[i] See Sicafuse, L. (2020), Survey: Juror Attitudes & Decisions in the Wake of COVID-19, Irving, TX: Courtroom Sciences, Inc., https://www.courtroomsciences.com/blog/litigation-consulting-1/survey-juror-attitudes-decisions-in-the-wake-of-covid-19-140 (last accessed October 20, 2021).
[ii] See e.g. id.; Tina Ma, Impact of Covid-19 on Juror Perceptions, https://www.tysonmendes.com /impact-of-covid-19-on-juror-perceptions/ (last accessed October 20, 2021).
[iii] Melanie D. Wilson. The Pandemic Juror, 77 Wash. & Lee L. Rev. Online 65, 66 (2020); Ma, supra note 2, at *1.
[iv] Ma, supra note 2, at *1; see also Douglas Schoen, et al., Addressing the “New Normal” for Jurors and Jury Pools, at *1, https://www.bloomberglaw.com/document/X1IJEMJG000000?jcsearch=glm45eejffj#jcite (last accessed October 20, 2021).

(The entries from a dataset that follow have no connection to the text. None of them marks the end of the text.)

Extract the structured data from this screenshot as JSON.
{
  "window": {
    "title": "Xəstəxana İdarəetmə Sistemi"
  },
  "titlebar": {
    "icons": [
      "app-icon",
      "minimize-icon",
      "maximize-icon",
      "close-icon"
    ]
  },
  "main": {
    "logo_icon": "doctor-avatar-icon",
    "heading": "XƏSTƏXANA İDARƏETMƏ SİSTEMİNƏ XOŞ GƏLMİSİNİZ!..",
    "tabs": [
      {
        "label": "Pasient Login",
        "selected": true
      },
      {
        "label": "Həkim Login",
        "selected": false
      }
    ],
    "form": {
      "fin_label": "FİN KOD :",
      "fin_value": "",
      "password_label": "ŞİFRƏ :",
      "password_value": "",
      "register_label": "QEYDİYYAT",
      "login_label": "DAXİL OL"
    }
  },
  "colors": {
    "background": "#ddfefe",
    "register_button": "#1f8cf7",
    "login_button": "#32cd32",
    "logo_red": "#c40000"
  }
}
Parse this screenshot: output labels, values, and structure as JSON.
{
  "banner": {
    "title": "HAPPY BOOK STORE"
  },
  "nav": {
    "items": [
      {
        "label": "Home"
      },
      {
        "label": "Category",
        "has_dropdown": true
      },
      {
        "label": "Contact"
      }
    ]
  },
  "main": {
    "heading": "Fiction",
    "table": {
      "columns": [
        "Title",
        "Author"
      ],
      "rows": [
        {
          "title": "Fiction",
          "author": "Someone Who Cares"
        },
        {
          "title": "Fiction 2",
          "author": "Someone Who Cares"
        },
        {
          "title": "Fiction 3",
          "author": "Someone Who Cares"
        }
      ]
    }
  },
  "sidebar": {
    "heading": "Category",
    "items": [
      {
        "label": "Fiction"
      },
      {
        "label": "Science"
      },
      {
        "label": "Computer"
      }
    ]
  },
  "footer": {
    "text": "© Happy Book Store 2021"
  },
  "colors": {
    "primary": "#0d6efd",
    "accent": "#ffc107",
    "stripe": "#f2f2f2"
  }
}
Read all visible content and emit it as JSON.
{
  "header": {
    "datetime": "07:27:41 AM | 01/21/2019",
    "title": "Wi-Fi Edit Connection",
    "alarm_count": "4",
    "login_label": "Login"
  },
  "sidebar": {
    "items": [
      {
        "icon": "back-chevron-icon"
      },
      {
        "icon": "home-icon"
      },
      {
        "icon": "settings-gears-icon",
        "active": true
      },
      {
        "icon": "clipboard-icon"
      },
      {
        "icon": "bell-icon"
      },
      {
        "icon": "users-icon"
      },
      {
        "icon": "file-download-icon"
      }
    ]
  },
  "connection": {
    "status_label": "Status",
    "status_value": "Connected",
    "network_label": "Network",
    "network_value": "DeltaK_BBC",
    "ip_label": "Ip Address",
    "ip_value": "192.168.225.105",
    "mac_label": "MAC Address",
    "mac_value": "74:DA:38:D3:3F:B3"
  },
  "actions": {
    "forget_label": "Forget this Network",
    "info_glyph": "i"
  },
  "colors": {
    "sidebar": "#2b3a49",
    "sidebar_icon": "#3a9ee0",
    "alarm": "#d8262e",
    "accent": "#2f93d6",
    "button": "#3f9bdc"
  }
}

[v] See Ma, supra note 2, at *1-*2.
[vi] See id. at *2
[vii] See id.
[viii] See Alexander W. Bartik, et. al, The Impact of Covid-19 on Small Businesses Outcomes and Expectations, Proceedings of the Nat’l Academy of Sciences of the United States of America, at *1, https://www.pnas.org /content/117/30/17656 (last accessed October 21, 2021(.
[ix] See id.
[x] See id. at *2.
[xi] See Melissa Loberg & Lorie Sicafuse, Jury Trials During a Pandemic: What to Consider: Part I, Courtroom Sciences Inc., at *1, https://www.courtroomsciences.com/blog/litigation-consulting-1/jury-trials-during-a-pandemic-what-to-consider-part-1-256 (last accessed October 21, 2021).
[xii] See id.
[xiii] See Ma, supra note 2, at *4.
[xiv] See Melissa Loberg & Lorie Sicafuse, Jury Trials During a Pandemic: What to Consider: Part II, Courtroom Sciences Inc, at *2, https://www.courtroomsciences.com/blog/litigation-consulting-1/jury-trials-during-a-pandemic-what-to-consider-part-2-257 (last accessed October 21, 2021).
[xv] See The Reptile Theory: A Game-Changing Strategy in Personal Injury Lawsuits, LEXIS, at *2, https://www.lexisnexis.com/community/insights/legal/b/thought-leadership/posts/the-reptile-theory-a-game-changing-strategy-in-personal-injury-lawsuits (last accessed October 21, 2021).
[xvii] Loberg, supra note 14, at *4.
[xviii] Loberg, supra note 12, at *3.
[xix] See Sicafuse, supra note 1, at *3.
[xx] Loberg, supra note 12, at *3.
[xxi] See id.
[xxii] Id. (For instance, “pre-Covid, 67% of respondents agreed that taxes for large corporations should be increased compared to 63% of post-Covid respondents. Pre-Covid, 64% of respondents agreed that lawsuits are important to keep corporations honest; post-Covid respondents agreed that corporations take advantage of individuals.”)
[xxiv] See Ma, supra note 2, at *4.
[xxv] See id.
[xxvii] See Loberg, supra note 23, at *3.